▶ [Work instruction] Copy all records verbatim, images excluded.

▶ [Available data]

----------------

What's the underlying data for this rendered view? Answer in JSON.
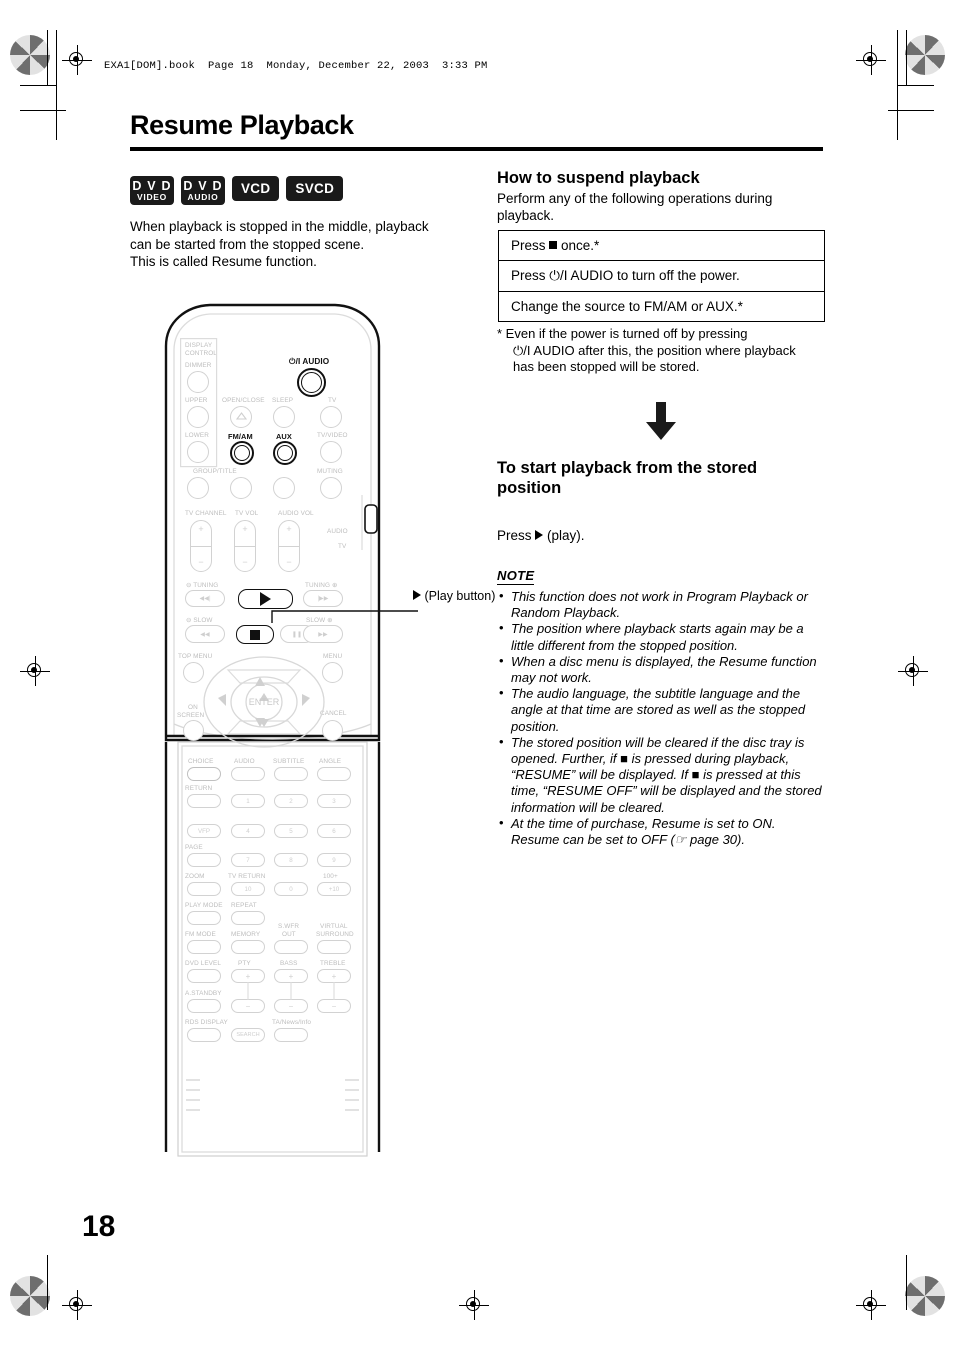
{
  "header": {
    "file_line": "EXA1[DOM].book  Page 18  Monday, December 22, 2003  3:33 PM"
  },
  "page": {
    "title": "Resume Playback",
    "number": "18"
  },
  "left_column": {
    "badges": [
      {
        "line1": "D V D",
        "line2": "VIDEO",
        "type": "two-line"
      },
      {
        "line1": "D V D",
        "line2": "AUDIO",
        "type": "two-line"
      },
      {
        "line1": "VCD",
        "type": "one-line"
      },
      {
        "line1": "SVCD",
        "type": "one-line"
      }
    ],
    "intro_line1": "When playback is stopped in the middle, playback",
    "intro_line2": "can be started from the stopped scene.",
    "intro_line3": "This is called Resume function.",
    "callout": "(Play button)"
  },
  "right_column": {
    "section1_heading": "How to suspend playback",
    "section1_intro_line1": "Perform any of the following operations during",
    "section1_intro_line2": "playback.",
    "operations": [
      {
        "before": "Press ",
        "glyph": "stop-square",
        "after": " once.*"
      },
      {
        "before": "Press ",
        "glyph": "power-audio",
        "after": " AUDIO to turn off the power."
      },
      {
        "before": "Change the source to FM/AM or AUX.*",
        "glyph": "none",
        "after": ""
      }
    ],
    "footnote_line1": "*   Even if the power is turned off by pressing",
    "footnote_line2": "⏻/I AUDIO after this, the position where playback",
    "footnote_line3": "has been stopped will be stored.",
    "section2_heading_line1": "To start playback from the stored",
    "section2_heading_line2": "position",
    "press_play_before": "Press ",
    "press_play_after": " (play).",
    "note_heading": "NOTE",
    "notes": [
      "This function does not work in Program Playback or Random Playback.",
      "The position where playback starts again may be a little different from the stopped position.",
      "When a disc menu is displayed, the Resume function may not work.",
      "The audio language, the subtitle language and the angle at that time are stored as well as the stopped position.",
      "The stored position will be cleared if the disc tray is opened. Further, if ■ is pressed during playback, “RESUME” will be displayed. If ■ is pressed at this time, “RESUME OFF” will be displayed and the stored information will be cleared.",
      "At the time of purchase, Resume is set to ON. Resume can be set to OFF (☞ page 30)."
    ]
  },
  "remote": {
    "power_audio_label": "⏻/I AUDIO",
    "labels": {
      "display_control_1": "DISPLAY",
      "display_control_2": "CONTROL",
      "dimmer": "DIMMER",
      "upper": "UPPER",
      "lower": "LOWER",
      "open_close": "OPEN/CLOSE",
      "sleep": "SLEEP",
      "tv": "TV",
      "fm_am": "FM/AM",
      "aux": "AUX",
      "tv_video": "TV/VIDEO",
      "group_title": "GROUP/TITLE",
      "muting": "MUTING",
      "tv_channel": "TV CHANNEL",
      "tv_vol": "TV VOL",
      "audio_vol": "AUDIO VOL",
      "audio_switch": "AUDIO",
      "tv_switch": "TV",
      "tuning_minus": "⊖ TUNING",
      "tuning_plus": "TUNING ⊕",
      "slow_minus": "⊖ SLOW",
      "slow_plus": "SLOW ⊕",
      "top_menu": "TOP MENU",
      "menu": "MENU",
      "on_screen_1": "ON",
      "on_screen_2": "SCREEN",
      "cancel": "CANCEL",
      "enter": "ENTER",
      "choice": "CHOICE",
      "audio": "AUDIO",
      "subtitle": "SUBTITLE",
      "angle": "ANGLE",
      "return": "RETURN",
      "vfp": "VFP",
      "page": "PAGE",
      "zoom": "ZOOM",
      "tv_return": "TV RETURN",
      "hundred_plus": "100+",
      "play_mode": "PLAY MODE",
      "repeat": "REPEAT",
      "fm_mode": "FM MODE",
      "memory": "MEMORY",
      "swfr_out_1": "S.WFR",
      "swfr_out_2": "OUT",
      "virtual_1": "VIRTUAL",
      "virtual_2": "SURROUND",
      "dvd_level": "DVD LEVEL",
      "pty": "PTY",
      "bass": "BASS",
      "treble": "TREBLE",
      "a_standby": "A.STANDBY",
      "rds_display": "RDS DISPLAY",
      "ta_news_info": "TA/News/Info",
      "search": "SEARCH"
    },
    "numeric_keys": [
      "1",
      "2",
      "3",
      "4",
      "5",
      "6",
      "7",
      "8",
      "9",
      "10",
      "0",
      "+10"
    ]
  }
}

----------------

▶ [Your response]
What's the underlying data for this rendered view? Answer in JSON.
{
  "header": {
    "file_line": "EXA1[DOM].book  Page 18  Monday, December 22, 2003  3:33 PM"
  },
  "page": {
    "title": "Resume Playback",
    "number": "18"
  },
  "left_column": {
    "badges": [
      {
        "line1": "D V D",
        "line2": "VIDEO",
        "type": "two-line"
      },
      {
        "line1": "D V D",
        "line2": "AUDIO",
        "type": "two-line"
      },
      {
        "line1": "VCD",
        "type": "one-line"
      },
      {
        "line1": "SVCD",
        "type": "one-line"
      }
    ],
    "intro_line1": "When playback is stopped in the middle, playback",
    "intro_line2": "can be started from the stopped scene.",
    "intro_line3": "This is called Resume function.",
    "callout": "(Play button)"
  },
  "right_column": {
    "section1_heading": "How to suspend playback",
    "section1_intro_line1": "Perform any of the following operations during",
    "section1_intro_line2": "playback.",
    "operations": [
      {
        "before": "Press ",
        "glyph": "stop-square",
        "after": " once.*"
      },
      {
        "before": "Press ",
        "glyph": "power-audio",
        "after": " AUDIO to turn off the power."
      },
      {
        "before": "Change the source to FM/AM or AUX.*",
        "glyph": "none",
        "after": ""
      }
    ],
    "footnote_line1": "*   Even if the power is turned off by pressing",
    "footnote_line2": "⏻/I AUDIO after this, the position where playback",
    "footnote_line3": "has been stopped will be stored.",
    "section2_heading_line1": "To start playback from the stored",
    "section2_heading_line2": "position",
    "press_play_before": "Press ",
    "press_play_after": " (play).",
    "note_heading": "NOTE",
    "notes": [
      "This function does not work in Program Playback or Random Playback.",
      "The position where playback starts again may be a little different from the stopped position.",
      "When a disc menu is displayed, the Resume function may not work.",
      "The audio language, the subtitle language and the angle at that time are stored as well as the stopped position.",
      "The stored position will be cleared if the disc tray is opened. Further, if ■ is pressed during playback, “RESUME” will be displayed. If ■ is pressed at this time, “RESUME OFF” will be displayed and the stored information will be cleared.",
      "At the time of purchase, Resume is set to ON. Resume can be set to OFF (☞ page 30)."
    ]
  },
  "remote": {
    "power_audio_label": "⏻/I AUDIO",
    "labels": {
      "display_control_1": "DISPLAY",
      "display_control_2": "CONTROL",
      "dimmer": "DIMMER",
      "upper": "UPPER",
      "lower": "LOWER",
      "open_close": "OPEN/CLOSE",
      "sleep": "SLEEP",
      "tv": "TV",
      "fm_am": "FM/AM",
      "aux": "AUX",
      "tv_video": "TV/VIDEO",
      "group_title": "GROUP/TITLE",
      "muting": "MUTING",
      "tv_channel": "TV CHANNEL",
      "tv_vol": "TV VOL",
      "audio_vol": "AUDIO VOL",
      "audio_switch": "AUDIO",
      "tv_switch": "TV",
      "tuning_minus": "⊖ TUNING",
      "tuning_plus": "TUNING ⊕",
      "slow_minus": "⊖ SLOW",
      "slow_plus": "SLOW ⊕",
      "top_menu": "TOP MENU",
      "menu": "MENU",
      "on_screen_1": "ON",
      "on_screen_2": "SCREEN",
      "cancel": "CANCEL",
      "enter": "ENTER",
      "choice": "CHOICE",
      "audio": "AUDIO",
      "subtitle": "SUBTITLE",
      "angle": "ANGLE",
      "return": "RETURN",
      "vfp": "VFP",
      "page": "PAGE",
      "zoom": "ZOOM",
      "tv_return": "TV RETURN",
      "hundred_plus": "100+",
      "play_mode": "PLAY MODE",
      "repeat": "REPEAT",
      "fm_mode": "FM MODE",
      "memory": "MEMORY",
      "swfr_out_1": "S.WFR",
      "swfr_out_2": "OUT",
      "virtual_1": "VIRTUAL",
      "virtual_2": "SURROUND",
      "dvd_level": "DVD LEVEL",
      "pty": "PTY",
      "bass": "BASS",
      "treble": "TREBLE",
      "a_standby": "A.STANDBY",
      "rds_display": "RDS DISPLAY",
      "ta_news_info": "TA/News/Info",
      "search": "SEARCH"
    },
    "numeric_keys": [
      "1",
      "2",
      "3",
      "4",
      "5",
      "6",
      "7",
      "8",
      "9",
      "10",
      "0",
      "+10"
    ]
  }
}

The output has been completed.